Visual Studio Task Manager
One of the best things about Visual Studio is it's extensibility. The problem is, the more extensions I install, the less stable my Visual Studio gets, the more memory it takes, and sometimes it even takes constant CPU even when minimized. It would be great to have a task manager feature which allowed you to identify the misbehaving extension much easier.
There needs to be a way to deal with misbehaving extensions - a Task Manager is one possible approach ...
@kristina Really? You're going to complain about that? Somebody dedicates their time to make an extension which makes your life easier, and gives it to you for free, and you complain that when you update it pops open a webpage which they may or may not get a bit of money from an ad?
Installing a new extension requires a restart of Visual Studio, the amount of time it would take to close a webpage is minimal compared to a Visual Studio restart. Not to mention you don't have to install an update.

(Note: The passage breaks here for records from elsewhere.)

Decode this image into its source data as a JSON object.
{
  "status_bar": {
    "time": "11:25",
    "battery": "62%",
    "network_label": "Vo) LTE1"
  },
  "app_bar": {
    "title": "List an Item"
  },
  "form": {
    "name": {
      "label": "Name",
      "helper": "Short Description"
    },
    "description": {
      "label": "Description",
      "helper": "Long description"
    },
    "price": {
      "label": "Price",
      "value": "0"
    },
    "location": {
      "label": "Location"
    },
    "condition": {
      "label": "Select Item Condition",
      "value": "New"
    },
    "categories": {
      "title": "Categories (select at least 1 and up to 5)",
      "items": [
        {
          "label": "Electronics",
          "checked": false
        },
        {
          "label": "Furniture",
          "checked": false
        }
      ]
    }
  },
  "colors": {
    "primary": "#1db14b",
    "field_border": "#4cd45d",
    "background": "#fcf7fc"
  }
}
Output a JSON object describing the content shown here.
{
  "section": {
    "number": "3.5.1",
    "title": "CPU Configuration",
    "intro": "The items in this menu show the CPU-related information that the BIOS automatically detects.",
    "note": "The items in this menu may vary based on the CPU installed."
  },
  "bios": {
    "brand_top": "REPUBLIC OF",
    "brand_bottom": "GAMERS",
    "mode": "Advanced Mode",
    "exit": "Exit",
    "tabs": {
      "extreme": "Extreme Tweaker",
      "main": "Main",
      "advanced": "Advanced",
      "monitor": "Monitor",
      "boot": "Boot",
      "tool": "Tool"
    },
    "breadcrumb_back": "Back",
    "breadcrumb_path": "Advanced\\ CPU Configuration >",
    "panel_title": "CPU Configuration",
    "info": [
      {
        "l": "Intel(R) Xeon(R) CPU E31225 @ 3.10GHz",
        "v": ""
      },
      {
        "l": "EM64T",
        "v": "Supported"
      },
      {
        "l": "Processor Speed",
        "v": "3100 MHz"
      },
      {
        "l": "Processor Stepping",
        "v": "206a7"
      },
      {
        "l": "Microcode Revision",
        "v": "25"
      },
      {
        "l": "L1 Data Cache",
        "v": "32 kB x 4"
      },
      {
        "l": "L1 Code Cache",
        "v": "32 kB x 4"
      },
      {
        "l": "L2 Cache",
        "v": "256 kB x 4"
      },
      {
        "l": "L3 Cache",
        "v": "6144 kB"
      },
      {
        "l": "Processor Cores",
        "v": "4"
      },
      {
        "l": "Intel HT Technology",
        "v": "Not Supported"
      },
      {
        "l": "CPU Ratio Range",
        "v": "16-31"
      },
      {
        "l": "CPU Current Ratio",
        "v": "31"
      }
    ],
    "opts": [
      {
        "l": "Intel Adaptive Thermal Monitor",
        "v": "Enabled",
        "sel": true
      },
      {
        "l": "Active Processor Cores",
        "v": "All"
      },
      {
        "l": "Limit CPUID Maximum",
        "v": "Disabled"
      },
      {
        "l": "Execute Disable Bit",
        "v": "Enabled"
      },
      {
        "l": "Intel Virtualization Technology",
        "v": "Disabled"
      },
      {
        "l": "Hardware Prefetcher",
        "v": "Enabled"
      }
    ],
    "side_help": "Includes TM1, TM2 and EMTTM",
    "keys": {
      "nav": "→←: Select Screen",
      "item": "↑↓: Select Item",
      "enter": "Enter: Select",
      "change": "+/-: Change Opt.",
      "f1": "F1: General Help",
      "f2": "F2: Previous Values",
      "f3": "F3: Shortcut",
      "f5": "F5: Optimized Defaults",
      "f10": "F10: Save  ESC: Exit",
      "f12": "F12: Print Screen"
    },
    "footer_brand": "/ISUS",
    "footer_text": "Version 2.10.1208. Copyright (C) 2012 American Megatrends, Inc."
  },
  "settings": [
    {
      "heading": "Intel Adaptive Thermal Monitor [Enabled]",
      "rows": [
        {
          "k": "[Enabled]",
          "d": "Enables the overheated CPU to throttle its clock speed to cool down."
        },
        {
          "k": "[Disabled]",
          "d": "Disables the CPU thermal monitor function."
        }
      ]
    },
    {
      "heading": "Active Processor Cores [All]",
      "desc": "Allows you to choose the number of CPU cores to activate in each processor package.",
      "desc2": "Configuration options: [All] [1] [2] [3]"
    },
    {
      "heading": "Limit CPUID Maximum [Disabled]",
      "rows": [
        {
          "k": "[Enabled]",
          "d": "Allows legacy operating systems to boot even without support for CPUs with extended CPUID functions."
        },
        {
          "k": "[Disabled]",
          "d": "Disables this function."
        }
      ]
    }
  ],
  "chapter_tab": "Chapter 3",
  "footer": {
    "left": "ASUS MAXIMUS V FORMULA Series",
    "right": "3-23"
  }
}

@all , I have seen a new kind of spam on Visual studio gallery. I have installed a plugin who tell me to update time to time. update it and they have open the page in web browser. Is microsoft have made a limit for giving maximum update in a week/months.
Rudi Larno commented
At a minimum the VS team should instrument extension points running on the UI thread and measure it. Any (extension) code that has an above average load on the UI thread should be flagged and it should be possible to disable those extensions.
Similar to the IE 'Manage add-ons' that shows load times. I believe a lot of the perceived slowness of VS is due to extensions and to much happening on the UI thread.
Ryan Hoffman commented
@James: How do I know what extensions are misbehaving? I only have a few extensions installed in the first place, and they are all Microsoft released ones! Why would taking extensions out of process have a "disasterous effect on performance"? Google Chrome and Internet Explorer have basically proven you wrong on this.
James L commented
It doesn't work like that. Add-ins run in process. Taking them out of process would have a disasterous effect on performance, and would be a massive piece of work.
The solution is for the extension developers to fix their bugs. In the short term, stop installing so many extensions!
Ryan Hoffman commented
@Alex: How is that supposed to be helpful? That seems like a clone of Process Explorer. The most useful thing I gather is the Threads tab, however it does not connect the treads back to what extension created it. There is a need for a "Task Manager" in VS.- something similar to the Google Chrome task manager.
Alex Kuzm commented
Just install Processhacker ;)